So here are a few confessions and some truths:
- I have a lot of anxiety about being away
- Many of my students share this anxiety
- Often, I choose not to be away even when I should be because it just seems easier all around. I have a few oh my, my, my stories from previous years that contribute to this feeling.
- While my students are delightful, happy and excited about learning, many of them could also be described as impulsive and as finding change challenging.
- The reality is that when a lot of the magic of a classroom is based on relationships, and someone new comes in in a leadership role, things can go off course. Normal “substitute” stress that has nothing to do with the capabilities of anyone. It’s just the way it is.
But, this year I have decided that I need to be human. And sometimes I am sick. And sometimes I have to go to the dentist. And sometimes I have an exciting learning or teaching opportunity elsewhere. I need to be away sometimes. My students need to be able to manage.
So I decided to involve my students in the process more. When I was away at the end of September, we planned for a Guest Teacher collectively. Did I think this would ensure that all would go perfectly smoothly? No. I have young students. Impulsivity, anxiety and change is still impulsivity, anxiety and change no matter how prepared one might be. But, did I think our collective ownership of the day would lead to the day having more potential for calm, happiness and learning? Yes!
And so over the course of about a week, we spent a little of every day planning for our guest. Everyone, including adults who might be in the room wrote an introduction sticky note. (** We are the self named Harmony Class because when we talked about what it meant to have three grades in one room, one brilliant child observed, “It’s like a harmony.” And the name has stuck! :-))
Each child took a moment to share something special about themselves and that helped us to remind each other that not only are all of us special and unique but that the teacher would be too. We had a chance to meet someone new.
I put up a blank day plan that had times and activities using large chart papers. Everyday we spent a little bit of time filling in details together. For example, what should we do in math that would be successful? The students chose to play Gridlock, a game they had played before to practice coordinate systems. Everyone voted that this would be an activity where we could be engaged and independent.
Eventually, our day plan looked like this. While I filled in the chart, student input was included for each activity. They reminded me of routines, important details and special instructions.
For some procedural details, students added their own sticky notes to elaborate on our directions. I love the lunchtime directions, particularly this one:
“Stay for a bit but not a lot to make sure we are calm.”
So . . . the verdict?
Well, some things went beautifully . . . I received this tweet from one of the Support Workers who spends time in my room:
— Erich MP (@ErichMP) September 25, 2013
The note from my Guest Teacher started like this:
“Thanks for the day plan.
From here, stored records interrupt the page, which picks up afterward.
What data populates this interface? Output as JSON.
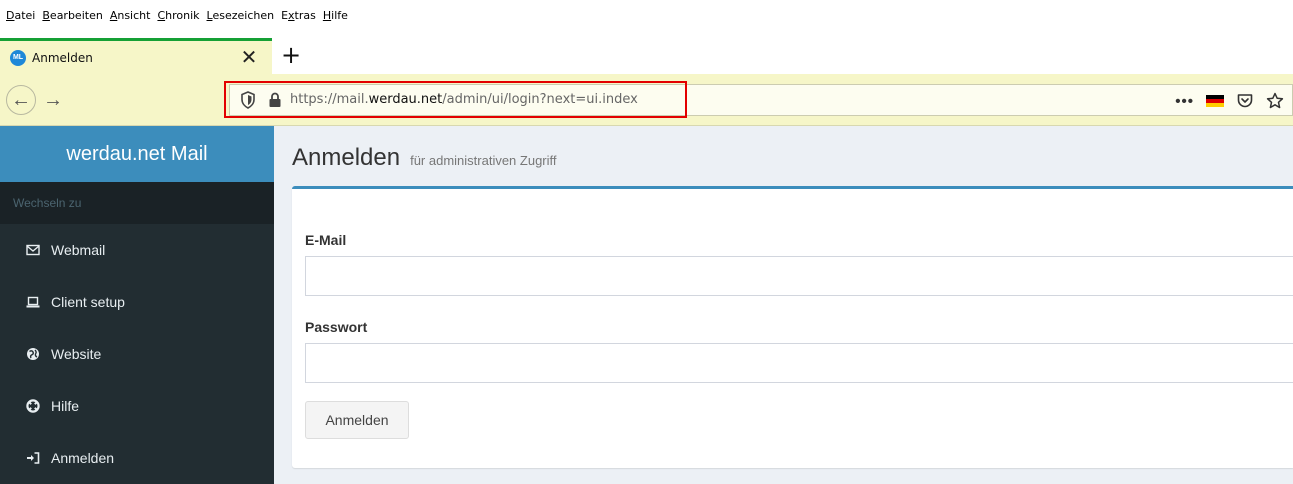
{
  "menubar": {
    "items": [
      {
        "key": "D",
        "rest": "atei"
      },
      {
        "key": "B",
        "rest": "earbeiten"
      },
      {
        "key": "A",
        "rest": "nsicht"
      },
      {
        "key": "C",
        "rest": "hronik"
      },
      {
        "key": "L",
        "rest": "esezeichen"
      },
      {
        "pre": "E",
        "key": "x",
        "rest": "tras"
      },
      {
        "key": "H",
        "rest": "ilfe"
      }
    ]
  },
  "tab": {
    "title": "Anmelden",
    "favicon_text": "ML",
    "close_glyph": "✕"
  },
  "newtab_glyph": "+",
  "nav": {
    "back_glyph": "←",
    "forward_glyph": "→",
    "url_prefix": "https://mail.",
    "url_domain": "werdau.net",
    "url_path": "/admin/ui/login?next=ui.index",
    "menu_dots": "•••"
  },
  "sidebar": {
    "brand": "werdau.net Mail",
    "header": "Wechseln zu",
    "items": [
      {
        "label": "Webmail",
        "icon": "envelope-icon"
      },
      {
        "label": "Client setup",
        "icon": "laptop-icon"
      },
      {
        "label": "Website",
        "icon": "globe-icon"
      },
      {
        "label": "Hilfe",
        "icon": "life-ring-icon"
      },
      {
        "label": "Anmelden",
        "icon": "sign-in-icon"
      }
    ]
  },
  "page": {
    "title": "Anmelden",
    "subtitle": "für administrativen Zugriff"
  },
  "form": {
    "email_label": "E-Mail",
    "email_value": "",
    "password_label": "Passwort",
    "password_value": "",
    "submit_label": "Anmelden"
  },
  "colors": {
    "brand_bg": "#3c8dbc",
    "sidebar_bg": "#222d32",
    "tab_accent": "#15a035",
    "url_highlight": "#e30000",
    "toolbar_bg": "#f6f6c8"
  }
}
You have a very sweet group of kids. Everything went as planned.”
It ended like this:
“I enjoyed my day with them.”
In the middle it referred to an “incident” – I’m okay with that. Truly, even when I am there, we often have an “incident” 🙂 Or two . . . Perfection was not our goal. The beginning of owning the day together was. As was respect, building community and learning how to welcome guests into that community.
The next day in Writing Workshop we had two prompts: Think about your day with the Guest Teacher, write about something you felt proud about and share a “work on for me” thing. Many students shared that they were proud of their hard work, that they were kind and polite to the teacher and that they did many activities as planned. A general “work on for me” theme was about improving listening, and being more quiet at carpet time. One little guy said he needed to work on being more patient. The noise at times had frustrated him. Students were honest and reflective.
So would I do this again if I am know in advance I am going to be away? Absolutely.
My reflections would be this:
I felt proud of my students for working together to plan a day for a Guest Teacher to share the room with them. A “work on thing” for me would be truly relaxing and knowing that we did our very best to prepare for a smooth day. I mostly relaxed whereas in the past, I never did. Again, the goal was not a perfect day but rather working towards developing more responsibility and independence. That road is a long one and we need to travel it one step at a time. This collective planning allowed us to sprint ahead here and there!